I read a lot more nonfiction in 2016 than I normally do, and several of those titles ended up being in my list of favorites. Helen MacDonald’s grief-laced “H is for Hawk” isn’t a warm and cozy read, but it’s ultimately very moving. “Dead Wake: The Last Crossing of the Lusitania” by Erik Larson is also a tough one to read, but it’s very tense and well written.

I put Beryl Markham’s memoir, “West with the Night,” on my hold list at the library as soon as I finished reading Paula McLain’s fictionalized story about her. I enjoyed McLain’s “Circling the Sun,” but “West with the Night” was my favorite book of 2016. Markham was the first woman to fly non-stop from England to North America, and that isn’t even the most interesting story in the book. She’s a fascinating person and a great writer to boot.

My favorite fiction book of 2016 was Kristin Hannah’s “The Nightingale.” It’s about two sisters living in German-occupied France during World War II, which I guess is further proof that I was very into harrowing stories last year.

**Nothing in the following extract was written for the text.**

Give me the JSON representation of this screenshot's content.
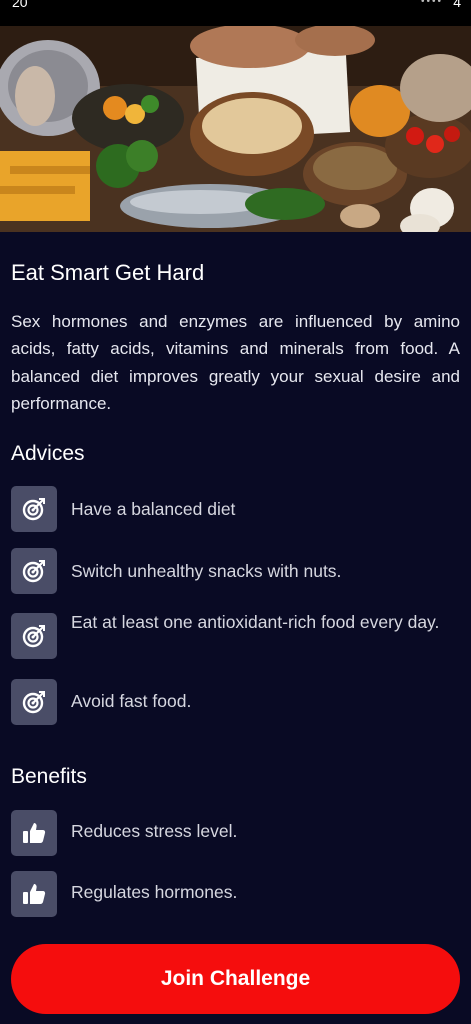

I’m aiming to read 45 books in 2017, and I’m hoping one of those will be the John Quincy Adams biography that I’ve been struggling to finish. I’d also like to read Bruce Springsteen’s autobiography, Colson Whitehead’s “The Underground Railroad” and Simon Sebag Montefiore’s “The Romanovs.”

Are we friends on Goodreads? Hop on over there and friend me if we aren’t! I’d love to know what you’re reading these days.